● What the task requires:
A single number is the answer: the count of lines below that contain "title".

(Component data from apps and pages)
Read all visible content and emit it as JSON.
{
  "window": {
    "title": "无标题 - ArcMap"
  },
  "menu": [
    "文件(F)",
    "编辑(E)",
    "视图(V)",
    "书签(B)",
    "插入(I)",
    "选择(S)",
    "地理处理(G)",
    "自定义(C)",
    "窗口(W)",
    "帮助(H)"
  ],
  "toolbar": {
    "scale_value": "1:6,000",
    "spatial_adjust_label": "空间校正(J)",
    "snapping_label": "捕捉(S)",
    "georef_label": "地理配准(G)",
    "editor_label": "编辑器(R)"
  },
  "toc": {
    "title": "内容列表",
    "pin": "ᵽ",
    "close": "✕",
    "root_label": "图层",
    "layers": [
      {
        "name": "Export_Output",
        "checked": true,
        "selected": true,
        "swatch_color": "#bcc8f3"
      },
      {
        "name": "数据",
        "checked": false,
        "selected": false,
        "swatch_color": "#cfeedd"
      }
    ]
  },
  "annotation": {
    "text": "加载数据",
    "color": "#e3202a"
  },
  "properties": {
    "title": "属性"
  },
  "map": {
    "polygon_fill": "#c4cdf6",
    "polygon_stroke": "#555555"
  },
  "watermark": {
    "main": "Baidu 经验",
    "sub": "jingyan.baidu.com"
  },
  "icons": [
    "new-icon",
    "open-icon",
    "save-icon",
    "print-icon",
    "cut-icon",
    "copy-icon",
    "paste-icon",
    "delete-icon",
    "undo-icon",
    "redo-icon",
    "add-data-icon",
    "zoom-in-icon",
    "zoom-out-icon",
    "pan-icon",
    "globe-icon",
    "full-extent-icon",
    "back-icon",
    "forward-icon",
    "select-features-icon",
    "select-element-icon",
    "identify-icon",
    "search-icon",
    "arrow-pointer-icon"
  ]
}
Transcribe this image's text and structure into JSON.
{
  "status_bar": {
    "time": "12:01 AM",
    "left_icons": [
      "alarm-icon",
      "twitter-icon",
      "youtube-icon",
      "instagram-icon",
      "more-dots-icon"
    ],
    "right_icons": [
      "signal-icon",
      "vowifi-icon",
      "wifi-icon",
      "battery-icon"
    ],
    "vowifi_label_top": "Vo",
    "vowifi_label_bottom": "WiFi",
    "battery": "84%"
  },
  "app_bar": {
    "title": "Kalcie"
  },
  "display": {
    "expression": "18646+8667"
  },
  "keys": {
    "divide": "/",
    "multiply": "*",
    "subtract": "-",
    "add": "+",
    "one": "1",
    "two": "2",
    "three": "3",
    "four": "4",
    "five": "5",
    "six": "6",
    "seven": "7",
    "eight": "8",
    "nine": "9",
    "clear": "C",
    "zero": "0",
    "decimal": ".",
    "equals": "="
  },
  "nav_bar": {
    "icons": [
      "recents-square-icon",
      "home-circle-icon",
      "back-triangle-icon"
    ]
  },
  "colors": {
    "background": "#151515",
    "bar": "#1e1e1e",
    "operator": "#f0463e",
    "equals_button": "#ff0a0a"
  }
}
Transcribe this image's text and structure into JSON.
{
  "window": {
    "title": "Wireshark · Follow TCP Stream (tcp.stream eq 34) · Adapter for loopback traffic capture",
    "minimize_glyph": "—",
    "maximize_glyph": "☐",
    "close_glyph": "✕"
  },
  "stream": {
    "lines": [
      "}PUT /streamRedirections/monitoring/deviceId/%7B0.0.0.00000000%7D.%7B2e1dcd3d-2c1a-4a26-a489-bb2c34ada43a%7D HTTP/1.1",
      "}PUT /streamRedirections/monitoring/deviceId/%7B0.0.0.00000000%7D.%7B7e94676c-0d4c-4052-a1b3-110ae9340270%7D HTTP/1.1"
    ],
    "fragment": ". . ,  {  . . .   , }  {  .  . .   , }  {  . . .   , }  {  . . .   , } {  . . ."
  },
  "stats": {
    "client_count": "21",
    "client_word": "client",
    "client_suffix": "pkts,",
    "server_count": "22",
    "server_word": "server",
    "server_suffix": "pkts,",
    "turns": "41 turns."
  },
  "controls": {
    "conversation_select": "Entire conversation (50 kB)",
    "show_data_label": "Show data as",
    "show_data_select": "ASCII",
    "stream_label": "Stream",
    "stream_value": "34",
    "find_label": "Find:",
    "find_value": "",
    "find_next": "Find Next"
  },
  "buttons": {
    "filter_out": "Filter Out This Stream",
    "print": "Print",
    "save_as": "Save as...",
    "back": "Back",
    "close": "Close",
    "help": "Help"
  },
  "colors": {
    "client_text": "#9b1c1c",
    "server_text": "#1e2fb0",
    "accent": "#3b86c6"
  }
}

● Exercise solution:
5